Oklahoma City Sen. Sam Brownback said Wednesday he is "a tortoise" in the race for the Republican presidential nomination, starting out slowly and slowly moving up in the polls.
"It is very early in this contest," Brownback said following a speech before the Oklahoma House. "It is a big crowded field."
Brownback, a favorite of social conservatives, said he is "getting some good traction" as he crisscrosses the nation delivering his message in states whose 2008 primaries are considered key to the nomination.
Polls consistently place Brownback of Kansas behind top-tier candidates Rudy Giuliani, the former New York City mayor; Sen. John McCain, R-Ariz., and Mitt Romney, former governor of Massachusetts.
Brownback emphasized both fiscal and religious conservative ideas during a 20-minute address to the state House where he promoted faith-based lifestyles and stronger families.
"The country is a faith-based experiment," he said. "Faith is a good thing. It's not a bad thing. We ought to celebrate it."
He criticized legal attempts to stop religious expression like the singing of hymns at Christmas in public venues.
"Don't use legal fees as blackmail to drive people out of the public square," he said.
Brownback expressed support for the war in Iraq and said that as president he would veto a war spending bill passed by the U.S. House that would require President Bush to bring combat troops home from Iraq by Sept. 1, 2008. The president has also promised to veto it.
Brownback said the nation needs a national energy policy that concentrates on wind energy, biofuels and other alternative fuels to make the nation less dependent on foreign fossil fuel sources.
He also said he opposes a windfall profits tax on the oil industry. "If you want less of something, tax it," he said.
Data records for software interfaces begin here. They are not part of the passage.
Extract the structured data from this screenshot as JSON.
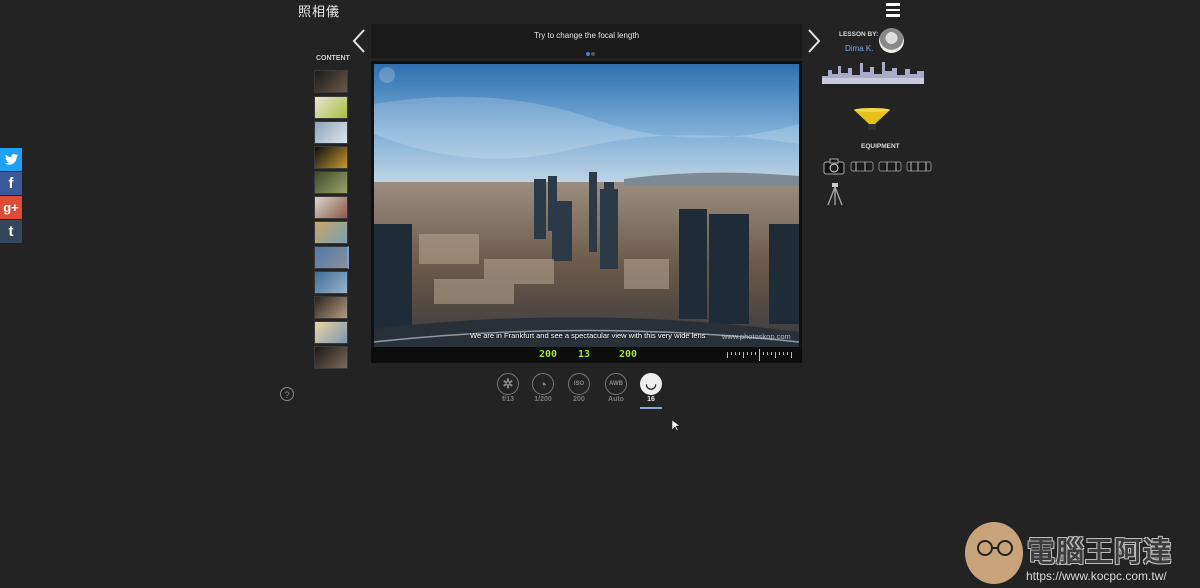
{
  "app": {
    "title": "照相儀"
  },
  "share": [
    {
      "network": "twitter",
      "glyph": "🐦",
      "color": "#1da1f2"
    },
    {
      "network": "facebook",
      "glyph": "f",
      "color": "#3b5998"
    },
    {
      "network": "google-plus",
      "glyph": "g+",
      "color": "#dd4b39"
    },
    {
      "network": "tumblr",
      "glyph": "t",
      "color": "#35465c"
    }
  ],
  "content": {
    "label": "CONTENT",
    "thumbnails": [
      {
        "colors": [
          "#1a1a1a",
          "#6b5a4a"
        ]
      },
      {
        "colors": [
          "#e9e4d6",
          "#a7c03a"
        ]
      },
      {
        "colors": [
          "#8fa3b5",
          "#dfe6ee"
        ]
      },
      {
        "colors": [
          "#0f0f0f",
          "#c79a2e"
        ]
      },
      {
        "colors": [
          "#3f4a2a",
          "#9aa36a"
        ]
      },
      {
        "colors": [
          "#d9d4cf",
          "#8a5a4a"
        ]
      },
      {
        "colors": [
          "#c7a76a",
          "#7aa0b0"
        ]
      },
      {
        "colors": [
          "#4f7ab0",
          "#8a8f96"
        ]
      },
      {
        "colors": [
          "#3e6e9a",
          "#9ab3c8"
        ]
      },
      {
        "colors": [
          "#2a2522",
          "#b59c82"
        ]
      },
      {
        "colors": [
          "#e8d6a8",
          "#7f96ad"
        ]
      },
      {
        "colors": [
          "#1c1917",
          "#7a6a5c"
        ]
      }
    ],
    "active_index": 7
  },
  "stage": {
    "instruction": "Try to change the focal length",
    "caption": "We are in Frankfurt and see a spectacular view with this very wide lens",
    "watermark": "www.photoskop.com",
    "readout": {
      "shutter": "200",
      "aperture": "13",
      "iso": "200"
    }
  },
  "controls": [
    {
      "name": "aperture-icon",
      "symbol": "✲",
      "label": "f/13"
    },
    {
      "name": "shutter-icon",
      "symbol": "◔",
      "label": "1/200"
    },
    {
      "name": "iso-icon",
      "symbol": "ISO",
      "label": "200"
    },
    {
      "name": "white-balance-icon",
      "symbol": "AWB",
      "label": "Auto"
    },
    {
      "name": "focal-length-icon",
      "symbol": "◡",
      "label": "16"
    }
  ],
  "controls_active_index": 4,
  "help": {
    "symbol": "?"
  },
  "lesson": {
    "label": "LESSON BY:",
    "author": "Dima K."
  },
  "equipment": {
    "label": "EQUIPMENT"
  },
  "site_logo": {
    "text": "電腦王阿達",
    "url": "https://www.kocpc.com.tw/"
  }
}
Brownback said he wants to restrain federal spending and realign the nation's tax code by adopting an alternative flat tax. Placing four large volumes of Internal Revenue Service tax codes on the podium, Brownback said the code is unintelligible. "It needs to be taken behind a barn and killed with a dull ax," he said.